Exactly the lines from the one containing "Read all visible content and emit it as JSON." through the end of the entries, both ends included, are to be output.
═══ Records supplied
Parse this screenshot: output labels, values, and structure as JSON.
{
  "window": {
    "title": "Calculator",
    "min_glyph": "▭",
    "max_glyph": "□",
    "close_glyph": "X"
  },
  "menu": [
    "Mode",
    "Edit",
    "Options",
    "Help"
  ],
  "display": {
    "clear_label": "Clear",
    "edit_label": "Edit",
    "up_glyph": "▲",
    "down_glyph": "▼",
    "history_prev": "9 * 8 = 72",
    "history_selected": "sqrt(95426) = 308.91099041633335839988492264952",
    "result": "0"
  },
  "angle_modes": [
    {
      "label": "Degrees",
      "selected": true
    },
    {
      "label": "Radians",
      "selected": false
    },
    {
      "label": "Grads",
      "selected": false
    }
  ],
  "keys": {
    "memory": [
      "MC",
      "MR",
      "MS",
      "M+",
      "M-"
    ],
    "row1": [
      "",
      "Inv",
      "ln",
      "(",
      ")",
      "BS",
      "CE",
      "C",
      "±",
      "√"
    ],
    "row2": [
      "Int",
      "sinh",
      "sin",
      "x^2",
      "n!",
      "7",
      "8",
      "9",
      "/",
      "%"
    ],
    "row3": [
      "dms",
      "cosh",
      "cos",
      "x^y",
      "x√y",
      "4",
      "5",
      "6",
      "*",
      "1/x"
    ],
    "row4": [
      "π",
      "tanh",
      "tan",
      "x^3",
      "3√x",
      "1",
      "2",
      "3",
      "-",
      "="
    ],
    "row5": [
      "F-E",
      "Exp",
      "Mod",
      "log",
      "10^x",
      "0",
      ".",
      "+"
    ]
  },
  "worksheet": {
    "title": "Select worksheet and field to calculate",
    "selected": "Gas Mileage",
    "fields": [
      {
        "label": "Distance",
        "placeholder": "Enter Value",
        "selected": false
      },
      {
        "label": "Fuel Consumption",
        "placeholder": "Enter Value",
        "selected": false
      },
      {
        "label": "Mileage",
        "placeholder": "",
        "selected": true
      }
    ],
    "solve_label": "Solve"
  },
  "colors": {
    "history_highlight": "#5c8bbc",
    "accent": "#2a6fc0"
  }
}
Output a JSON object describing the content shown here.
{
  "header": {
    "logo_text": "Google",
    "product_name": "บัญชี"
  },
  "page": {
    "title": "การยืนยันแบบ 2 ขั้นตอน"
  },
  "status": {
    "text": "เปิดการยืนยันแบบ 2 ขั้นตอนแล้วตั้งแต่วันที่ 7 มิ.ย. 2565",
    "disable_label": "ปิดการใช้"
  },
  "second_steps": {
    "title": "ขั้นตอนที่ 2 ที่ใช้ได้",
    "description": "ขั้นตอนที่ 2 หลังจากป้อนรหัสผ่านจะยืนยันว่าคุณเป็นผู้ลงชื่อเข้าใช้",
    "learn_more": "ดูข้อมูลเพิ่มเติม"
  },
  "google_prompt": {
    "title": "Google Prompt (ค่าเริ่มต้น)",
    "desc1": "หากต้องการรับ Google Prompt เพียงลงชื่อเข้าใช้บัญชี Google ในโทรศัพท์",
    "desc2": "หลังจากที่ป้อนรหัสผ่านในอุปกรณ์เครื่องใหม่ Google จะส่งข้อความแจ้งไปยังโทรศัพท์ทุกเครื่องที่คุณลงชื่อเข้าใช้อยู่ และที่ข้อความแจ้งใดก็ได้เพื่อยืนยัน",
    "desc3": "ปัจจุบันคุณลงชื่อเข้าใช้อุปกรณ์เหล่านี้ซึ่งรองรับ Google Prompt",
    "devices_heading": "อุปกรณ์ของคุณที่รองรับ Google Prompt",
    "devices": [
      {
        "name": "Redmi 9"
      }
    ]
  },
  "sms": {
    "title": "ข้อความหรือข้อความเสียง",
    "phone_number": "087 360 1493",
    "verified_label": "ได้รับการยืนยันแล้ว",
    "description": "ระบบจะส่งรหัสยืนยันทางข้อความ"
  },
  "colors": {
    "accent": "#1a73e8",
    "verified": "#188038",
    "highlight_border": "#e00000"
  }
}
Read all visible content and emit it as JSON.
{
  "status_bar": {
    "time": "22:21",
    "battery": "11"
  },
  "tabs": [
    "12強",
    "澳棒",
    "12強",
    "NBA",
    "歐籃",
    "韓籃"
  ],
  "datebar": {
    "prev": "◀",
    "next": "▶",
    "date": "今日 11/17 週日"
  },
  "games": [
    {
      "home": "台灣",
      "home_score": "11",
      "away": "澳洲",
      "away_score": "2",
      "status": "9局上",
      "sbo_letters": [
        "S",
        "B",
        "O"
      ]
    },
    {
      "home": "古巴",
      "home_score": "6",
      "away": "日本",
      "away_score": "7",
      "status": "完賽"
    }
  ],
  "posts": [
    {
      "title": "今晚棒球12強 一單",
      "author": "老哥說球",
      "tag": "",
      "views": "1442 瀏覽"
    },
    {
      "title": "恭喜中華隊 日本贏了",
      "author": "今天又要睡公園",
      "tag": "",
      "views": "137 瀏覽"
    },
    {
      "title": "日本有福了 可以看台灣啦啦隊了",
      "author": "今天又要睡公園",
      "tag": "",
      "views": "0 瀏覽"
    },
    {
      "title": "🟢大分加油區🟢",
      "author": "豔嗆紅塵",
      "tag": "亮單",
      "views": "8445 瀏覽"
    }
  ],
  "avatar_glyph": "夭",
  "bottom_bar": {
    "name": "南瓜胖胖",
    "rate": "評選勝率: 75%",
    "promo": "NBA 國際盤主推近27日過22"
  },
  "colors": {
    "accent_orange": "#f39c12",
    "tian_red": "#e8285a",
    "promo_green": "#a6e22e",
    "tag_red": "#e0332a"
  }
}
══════
## [Exercise output]
Read all visible content and emit it as JSON.
{
  "status_bar": {
    "time": "22:21",
    "battery": "11"
  },
  "tabs": [
    "12強",
    "澳棒",
    "12強",
    "NBA",
    "歐籃",
    "韓籃"
  ],
  "datebar": {
    "prev": "◀",
    "next": "▶",
    "date": "今日 11/17 週日"
  },
  "games": [
    {
      "home": "台灣",
      "home_score": "11",
      "away": "澳洲",
      "away_score": "2",
      "status": "9局上",
      "sbo_letters": [
        "S",
        "B",
        "O"
      ]
    },
    {
      "home": "古巴",
      "home_score": "6",
      "away": "日本",
      "away_score": "7",
      "status": "完賽"
    }
  ],
  "posts": [
    {
      "title": "今晚棒球12強 一單",
      "author": "老哥說球",
      "tag": "",
      "views": "1442 瀏覽"
    },
    {
      "title": "恭喜中華隊 日本贏了",
      "author": "今天又要睡公園",
      "tag": "",
      "views": "137 瀏覽"
    },
    {
      "title": "日本有福了 可以看台灣啦啦隊了",
      "author": "今天又要睡公園",
      "tag": "",
      "views": "0 瀏覽"
    },
    {
      "title": "🟢大分加油區🟢",
      "author": "豔嗆紅塵",
      "tag": "亮單",
      "views": "8445 瀏覽"
    }
  ],
  "avatar_glyph": "夭",
  "bottom_bar": {
    "name": "南瓜胖胖",
    "rate": "評選勝率: 75%",
    "promo": "NBA 國際盤主推近27日過22"
  },
  "colors": {
    "accent_orange": "#f39c12",
    "tian_red": "#e8285a",
    "promo_green": "#a6e22e",
    "tag_red": "#e0332a"
  }
}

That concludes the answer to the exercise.